Russian independent gas producer Novatek reached an agreement with a Chinese bank to help implement an Arctic LNG project last week.
Nevertheless, Alaska Gov. Bill Walker was optimistic about the prospects of the deal. His state has already cut 44 percent from its spending obligations over the last four years and tapped into more than $14 billion from savings. With oil prices low by relative standards, he said the state needed to find new sources of revenue to pay the salaries of teachers and police officers.
With all major parties at least agreeing on direction, the governor said the LNG plan was a “big project” with “big benefits.”
“There are more steps before a final investment decision is reached, but having the largest LNG buyer in the world participating in this project means the Alaska LNG project has favorable market engagement at the highest level,” he said in a statement to UPI.
Reuters adds: China, seizing the moment of Trump’s trip to Beijing, is now offering to invest in the project which requires new plants along with 800 miles of pipe. It is undeterred by a report by Wood Mackenzie, a consultant for the oil majors, which last year said oil prices would have to be above $70 a barrel before an investor could ink the kind of 12 percent return most global oil producers target.
A few things are different for the People’s Republic. Even though oil is still below $70, Chinese state oil companies like Sinopec have access to cheap debt, and might accept a lower return in exchange for securing a patch of liquefied natural gas. China’s shift from coal means that gas demand is set to rise 8.7 percent per year through 2022, according to the International Energy Agency.
The risk, though, is on the western side of the Bering Strait. Thursday’s tie-up is fuzzily worded, non-binding and sidesteps questions like who pays what, when.

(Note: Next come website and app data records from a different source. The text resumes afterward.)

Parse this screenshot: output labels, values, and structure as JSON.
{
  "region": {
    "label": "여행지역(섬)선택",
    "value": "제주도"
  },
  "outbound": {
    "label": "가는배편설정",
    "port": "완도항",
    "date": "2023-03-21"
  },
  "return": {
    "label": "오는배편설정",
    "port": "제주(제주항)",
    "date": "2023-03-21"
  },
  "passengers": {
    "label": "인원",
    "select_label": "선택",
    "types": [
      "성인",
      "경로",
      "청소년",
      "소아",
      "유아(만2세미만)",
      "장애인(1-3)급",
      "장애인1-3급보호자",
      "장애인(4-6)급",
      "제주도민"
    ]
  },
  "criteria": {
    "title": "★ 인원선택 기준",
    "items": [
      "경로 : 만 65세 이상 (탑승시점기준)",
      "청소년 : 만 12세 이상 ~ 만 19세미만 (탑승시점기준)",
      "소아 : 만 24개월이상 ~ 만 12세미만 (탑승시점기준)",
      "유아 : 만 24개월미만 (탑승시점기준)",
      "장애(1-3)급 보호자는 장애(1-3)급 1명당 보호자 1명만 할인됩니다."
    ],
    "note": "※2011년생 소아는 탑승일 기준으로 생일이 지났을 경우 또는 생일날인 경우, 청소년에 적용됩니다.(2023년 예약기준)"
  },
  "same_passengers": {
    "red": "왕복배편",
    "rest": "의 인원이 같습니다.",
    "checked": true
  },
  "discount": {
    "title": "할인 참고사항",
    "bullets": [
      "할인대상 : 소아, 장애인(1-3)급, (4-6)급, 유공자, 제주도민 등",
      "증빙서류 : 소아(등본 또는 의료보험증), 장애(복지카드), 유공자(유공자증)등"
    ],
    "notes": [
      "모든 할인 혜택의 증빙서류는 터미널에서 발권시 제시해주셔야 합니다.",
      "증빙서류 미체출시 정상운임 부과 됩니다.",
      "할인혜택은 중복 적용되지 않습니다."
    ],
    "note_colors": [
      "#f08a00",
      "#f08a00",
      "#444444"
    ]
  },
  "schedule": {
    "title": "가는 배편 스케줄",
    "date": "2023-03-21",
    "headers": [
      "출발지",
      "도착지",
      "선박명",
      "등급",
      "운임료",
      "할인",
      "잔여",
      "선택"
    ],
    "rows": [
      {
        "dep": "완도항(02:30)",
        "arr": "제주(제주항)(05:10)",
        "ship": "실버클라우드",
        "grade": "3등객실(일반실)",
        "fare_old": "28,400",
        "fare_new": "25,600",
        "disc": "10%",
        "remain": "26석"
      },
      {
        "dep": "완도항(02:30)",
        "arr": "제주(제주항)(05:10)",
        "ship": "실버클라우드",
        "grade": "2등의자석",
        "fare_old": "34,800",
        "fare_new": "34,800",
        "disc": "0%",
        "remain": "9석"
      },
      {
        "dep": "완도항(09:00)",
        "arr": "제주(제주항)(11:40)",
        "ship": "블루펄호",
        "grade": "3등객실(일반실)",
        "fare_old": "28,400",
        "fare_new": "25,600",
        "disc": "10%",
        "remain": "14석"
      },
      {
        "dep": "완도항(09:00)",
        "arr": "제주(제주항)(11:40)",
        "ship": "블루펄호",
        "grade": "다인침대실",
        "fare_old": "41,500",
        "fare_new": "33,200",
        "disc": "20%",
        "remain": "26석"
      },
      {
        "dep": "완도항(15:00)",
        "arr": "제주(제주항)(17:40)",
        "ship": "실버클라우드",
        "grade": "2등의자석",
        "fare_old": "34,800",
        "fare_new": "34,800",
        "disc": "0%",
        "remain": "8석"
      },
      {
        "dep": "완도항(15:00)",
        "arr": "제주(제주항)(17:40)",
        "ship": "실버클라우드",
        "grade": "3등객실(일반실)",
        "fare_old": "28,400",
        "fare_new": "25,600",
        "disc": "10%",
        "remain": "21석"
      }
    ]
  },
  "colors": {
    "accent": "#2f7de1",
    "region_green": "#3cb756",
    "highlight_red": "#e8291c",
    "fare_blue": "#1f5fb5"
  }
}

And there are other places to get supply – like Qatar, Australia, other parts of the United States and even China itself. The country will by 2040 be the second-largest shale gas producer in the world behind the United States, says the Energy Information Administration.
The U.S. state has been trying to tap its considerable resource since the 1970s. Exxon Mobil and BP walked away from projects last year because the costly endeavor doesn’t compute at current prices. China’s cheap debt and need for gas alter the equation, but other energy sources still look better than the Last Frontier.